Wayne County commissioners are expected to approve the proposal with a vote Thursday.
The creation of the authority — announced this month by Duggan and executives from Wayne, Oakland and Macomb counties — is contingent on approval by the Detroit City Council and commissioners from at least one of the counties. Council members approved the plan last week.
“The county executive is wholeheartedly in favor” of the creation of the authority, said Solon Phillips, Wayne County deputy chief of staff. “We do think it represents something that is in the best interest of all of the Wayne County taxpayers.”
The authority aims to maintain Detroit’s ownership of the system while giving suburbs more of a stake in its operations.

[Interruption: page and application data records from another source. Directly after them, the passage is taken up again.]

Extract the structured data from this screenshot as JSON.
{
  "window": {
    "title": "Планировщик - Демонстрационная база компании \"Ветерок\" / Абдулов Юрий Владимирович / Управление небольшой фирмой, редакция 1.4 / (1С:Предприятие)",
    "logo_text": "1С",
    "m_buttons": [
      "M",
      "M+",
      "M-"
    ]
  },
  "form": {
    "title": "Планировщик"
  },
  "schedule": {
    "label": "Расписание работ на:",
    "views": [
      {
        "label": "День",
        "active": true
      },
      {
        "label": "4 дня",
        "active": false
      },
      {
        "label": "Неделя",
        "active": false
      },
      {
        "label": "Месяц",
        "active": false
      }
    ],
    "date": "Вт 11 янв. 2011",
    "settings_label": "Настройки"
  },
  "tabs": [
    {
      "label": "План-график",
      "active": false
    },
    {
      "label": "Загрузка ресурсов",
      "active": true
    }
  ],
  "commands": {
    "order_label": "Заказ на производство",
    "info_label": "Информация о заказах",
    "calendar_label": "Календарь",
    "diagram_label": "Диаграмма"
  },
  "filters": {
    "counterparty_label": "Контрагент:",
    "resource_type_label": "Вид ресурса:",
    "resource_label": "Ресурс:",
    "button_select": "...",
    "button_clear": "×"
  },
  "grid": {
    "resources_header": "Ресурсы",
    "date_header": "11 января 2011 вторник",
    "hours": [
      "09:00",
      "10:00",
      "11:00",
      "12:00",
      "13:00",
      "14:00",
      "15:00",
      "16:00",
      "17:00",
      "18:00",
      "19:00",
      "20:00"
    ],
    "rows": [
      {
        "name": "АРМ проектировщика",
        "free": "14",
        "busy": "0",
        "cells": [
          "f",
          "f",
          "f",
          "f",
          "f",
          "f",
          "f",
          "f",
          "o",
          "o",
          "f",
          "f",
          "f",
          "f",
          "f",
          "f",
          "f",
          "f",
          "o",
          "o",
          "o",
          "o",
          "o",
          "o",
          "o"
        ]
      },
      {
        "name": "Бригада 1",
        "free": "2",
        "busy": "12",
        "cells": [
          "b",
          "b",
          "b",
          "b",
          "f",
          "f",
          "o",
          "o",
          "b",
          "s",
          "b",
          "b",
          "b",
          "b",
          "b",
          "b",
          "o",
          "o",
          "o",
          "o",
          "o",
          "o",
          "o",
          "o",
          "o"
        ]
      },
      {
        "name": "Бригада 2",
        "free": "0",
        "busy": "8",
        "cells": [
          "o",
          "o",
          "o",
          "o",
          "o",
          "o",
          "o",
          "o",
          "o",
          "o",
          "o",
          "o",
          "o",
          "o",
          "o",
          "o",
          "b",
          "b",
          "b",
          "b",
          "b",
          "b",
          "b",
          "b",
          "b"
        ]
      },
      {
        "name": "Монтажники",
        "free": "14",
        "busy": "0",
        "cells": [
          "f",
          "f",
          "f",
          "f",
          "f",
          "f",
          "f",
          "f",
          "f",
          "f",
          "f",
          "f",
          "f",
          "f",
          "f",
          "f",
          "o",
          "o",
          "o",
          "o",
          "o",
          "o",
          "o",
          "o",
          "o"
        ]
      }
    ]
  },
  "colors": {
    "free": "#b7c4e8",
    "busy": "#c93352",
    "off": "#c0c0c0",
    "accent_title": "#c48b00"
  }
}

Plans call for the city to lease infrastructure to suburban communities in exchange for a 40-year, $50 million annual fee and an annual $4.5 million payment assistance fund. The payment fund would be used to help pay water bills for people throughout southeast Michigan who can’t afford their bills.
Under the new plan the Detroit Water and Sewerage Department would be responsible for maintenance and service in Detroit with the authority handling responsibilities for about 3 million suburban customers.
The $50 million could be used only for Detroit water-related repairs, maintenance and improvements. The money would come from revenue generated by the water rates for Detroiters, as well as suburban users. Rate increases will be capped at 4 percent over the next 10 years, officials said.
Staff Writers Ursula Watson and Lauren Abdel-Razzaq contributed.
All meetings will be on the ninth floor of the County Administration Building, One South Main, Mount Clemens.
■9 a.m. Tuesday: Finance Committee meeting.
■Noon, Oct. 6: Government Operations Committee meeting.
■9 a.m. Oct. 9: Public hearing before full Board of Commissioners. Final debate and vote.
■ 7 p.m. Monday: Novi Public Library, 45255 W. 10 Mile, Community Room, first floor.
■6 p.m. Tuesday: Southfield City Council Chambers, 26000 Evergreen Road.
■6:30 p.m. Wednesday: Farmington Hills City Hall gallery, 11 Mile and Orchard Lake Road.
■7 p.m. Thursday: Bloomfield Township Hall auditorium, 4200 Telegraph.
■6 p.m. Oct. 6, Lathrup Village City Council Chambers, 27400 Southfield Road.
■Thursday: The full board of Wayne County commissioners are set to vote on the proposal.